First, note that there are no verbs in this poem, making it only a juxtaposition of two images. I use that word, juxtaposition, not to be pretentious but to convey a sense of visual placement, as if the poet were a painter and these images are visibly beside each other as if in a painting. The semicolon is an interesting choice. Given that Pound described this poem as an equation, and that the semicolon can be used to (somewhat paradoxically) link related, independent clauses, it functions as an equal sign, providing two ways of expressing a similar thing. Whereas 2 + 2 and 4 are figures or symbols that express the same "quantity," the "apparition of these faces in the crowd" and "petals on a wet, black bough" express a similar "quality."
There are no linking words such as the simile links "as" and "like." Pound was trying to focus on the images themselves, making the leap from one image to another, making the leap from faces to the petal metaphor a leap of imagination; not a leap that is literally spelled out on the page as if it were a technical manual. As there are no verbs, nothing "happens" in the poem; unless you consider the work of the equation as the work - in other words, the imaginative leap that the poem encourages.
The poem is a hokku, the precursor to the more widely known haiku. Hokku was often an introduction to a longer poem but could also be a pairing of images, usually with no linking words. This is called parataxis.
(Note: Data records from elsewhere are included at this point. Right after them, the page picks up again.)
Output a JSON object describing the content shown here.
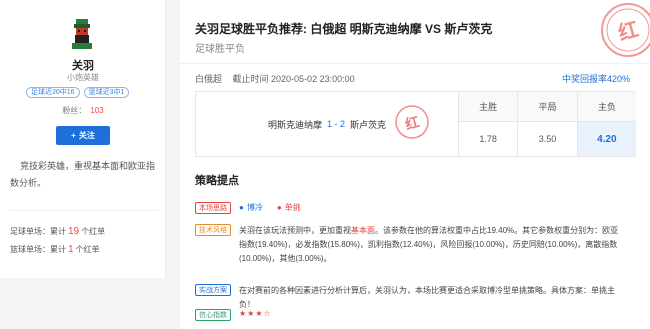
{
  "profile": {
    "name": "关羽",
    "subname": "小炮英雄",
    "badges": [
      "足球近20中16",
      "篮球近3中1"
    ],
    "fans_label": "粉丝：",
    "fans_count": "103",
    "follow_label": "关注",
    "bio": "竞技彩英雄，重视基本面和欧亚指数分析。",
    "stats": [
      {
        "label": "足球单场：累计",
        "count": "19",
        "suffix": "个红单"
      },
      {
        "label": "篮球单场：累计",
        "count": "1",
        "suffix": "个红单"
      }
    ]
  },
  "article": {
    "title": "关羽足球胜平负推荐: 白俄超 明斯克迪纳摩 VS 斯卢茨克",
    "subtitle": "足球胜平负",
    "league": "白俄超",
    "deadline": "截止时间 2020-05-02 23:00:00",
    "return_rate": "中奖回报率420%",
    "stamp_text": "红"
  },
  "match": {
    "home": "明斯克迪纳摩",
    "score": "1 - 2",
    "away": "斯卢茨克",
    "columns": [
      {
        "head": "主胜",
        "value": "1.78"
      },
      {
        "head": "平局",
        "value": "3.50"
      },
      {
        "head": "主负",
        "value": "4.20"
      }
    ]
  },
  "strategy": {
    "section_title": "策略提点",
    "tag_focus": "本场思路",
    "pick_a": "博冷",
    "pick_b": "单挑",
    "tag_style": "技术风格",
    "style_text_1": "关羽在该玩法预测中，更加重视",
    "style_text_hl": "基本面",
    "style_text_2": "。该参数在他的算法权重中占比19.40%。其它参数权重分别为：欧亚指数(19.40%)，必发指数(15.80%)，凯利指数(12.40%)，风险回报(10.00%)，历史同赔(10.00%)，离散指数(10.00%)，其他(3.00%)。",
    "tag_plan": "实战方案",
    "plan_text": "在对赛前的各种因素进行分析计算后，关羽认为，本场比赛更适合采取博冷型单挑策略。具体方案：单挑主负！",
    "tag_confidence": "信心指数",
    "confidence_stars": "★★★☆"
  },
  "colors": {
    "accent": "#1e6fd9",
    "red": "#e64340"
  }
}
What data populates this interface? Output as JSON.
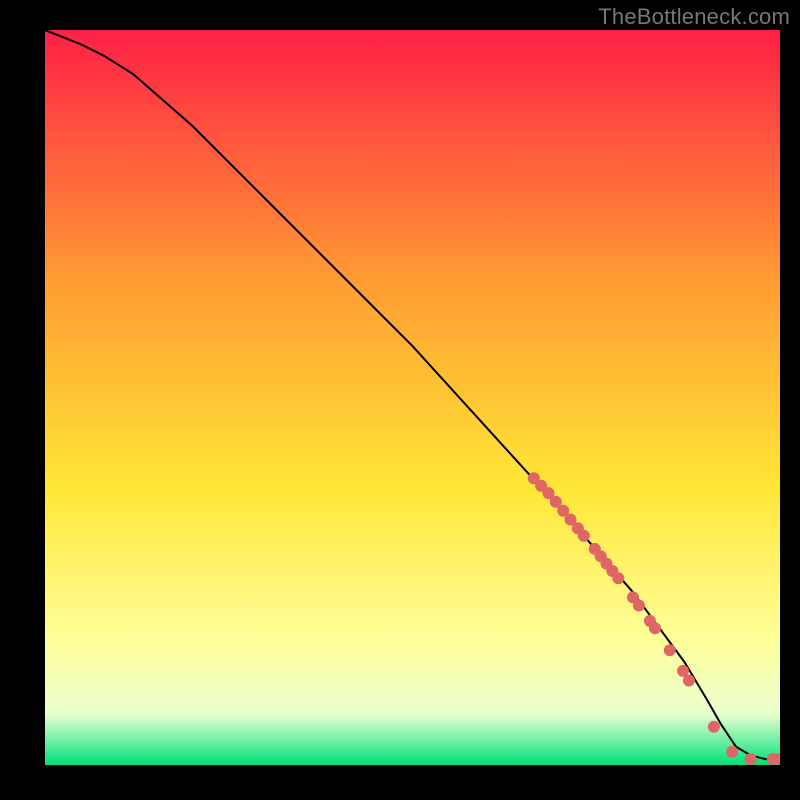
{
  "attribution": "TheBottleneck.com",
  "colors": {
    "frame": "#000000",
    "gradient_top": "#ff2046",
    "gradient_mid1": "#ff9b33",
    "gradient_mid2": "#ffe636",
    "gradient_mid3": "#ffff9a",
    "gradient_mid4": "#eaffcf",
    "gradient_bottom": "#00e07a",
    "curve": "#000000",
    "marker": "#e06666"
  },
  "chart_data": {
    "type": "line",
    "title": "",
    "xlabel": "",
    "ylabel": "",
    "xlim": [
      0,
      100
    ],
    "ylim": [
      0,
      100
    ],
    "series": [
      {
        "name": "curve",
        "x": [
          0,
          5,
          8,
          12,
          20,
          30,
          40,
          50,
          60,
          70,
          80,
          87,
          90,
          92,
          94,
          96,
          98,
          100
        ],
        "y": [
          100,
          98,
          96.5,
          94,
          87,
          77,
          67,
          57,
          46,
          35,
          23.5,
          14,
          9,
          5.5,
          2.5,
          1.3,
          0.8,
          0.8
        ]
      }
    ],
    "markers": [
      {
        "x": 66.5,
        "y": 39,
        "r": 6
      },
      {
        "x": 67.5,
        "y": 38,
        "r": 6
      },
      {
        "x": 68.5,
        "y": 37,
        "r": 6
      },
      {
        "x": 69.5,
        "y": 35.8,
        "r": 6
      },
      {
        "x": 70.5,
        "y": 34.6,
        "r": 6
      },
      {
        "x": 71.5,
        "y": 33.4,
        "r": 6
      },
      {
        "x": 72.5,
        "y": 32.2,
        "r": 6
      },
      {
        "x": 73.3,
        "y": 31.2,
        "r": 6
      },
      {
        "x": 74.8,
        "y": 29.4,
        "r": 6
      },
      {
        "x": 75.6,
        "y": 28.4,
        "r": 6
      },
      {
        "x": 76.4,
        "y": 27.4,
        "r": 6
      },
      {
        "x": 77.2,
        "y": 26.4,
        "r": 6
      },
      {
        "x": 78.0,
        "y": 25.4,
        "r": 6
      },
      {
        "x": 80.0,
        "y": 22.8,
        "r": 6
      },
      {
        "x": 80.8,
        "y": 21.7,
        "r": 6
      },
      {
        "x": 82.3,
        "y": 19.6,
        "r": 6
      },
      {
        "x": 83.0,
        "y": 18.6,
        "r": 6
      },
      {
        "x": 85.0,
        "y": 15.6,
        "r": 6
      },
      {
        "x": 86.8,
        "y": 12.8,
        "r": 6
      },
      {
        "x": 87.6,
        "y": 11.5,
        "r": 6
      },
      {
        "x": 91.0,
        "y": 5.2,
        "r": 6
      },
      {
        "x": 93.5,
        "y": 1.8,
        "r": 6
      },
      {
        "x": 96.0,
        "y": 0.8,
        "r": 6
      },
      {
        "x": 99.0,
        "y": 0.8,
        "r": 6
      },
      {
        "x": 100.0,
        "y": 0.8,
        "r": 6
      }
    ]
  }
}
With respect to this poem, it is often referred to (by Pound, I think) as super-position; one image "on top" of another. "On top" is tricky wording. While they are paginated one above the other, think of the abstract nature of a numerical equation; one is not necessarily above, below, to the right; etc. 2 + 2 and 4 are concepts and therefore meanings that are related but that relationship is not relegated to certain spaces in space and time. They just are: related but independent. In physics, superposition refers to a particle that can be in two places at one time; again, somehow beyond space-time.
As for the words themselves, it is open to the reader's own semantic interpretation. But I think it's clear that apparition (ghost, and suddenly "appearing," French), faces - petals, and wet, black bough is a rainy backdrop. Perhaps it is a gloomy, yet somehow inspirational vision of the sudden "equating" of a ghostly group of beautiful faces before a metro in the rain with the likewise ghostly petals, if those petals are no longer attached to the plant. So, life, or the ephemerality of it, is the connecting metaphor in this interpretation and the poet "sees" this as suddenly (appear, apparition); as a revelation which can be as sudden and abstract as 2 + 2 = 4. The meaning is subjective.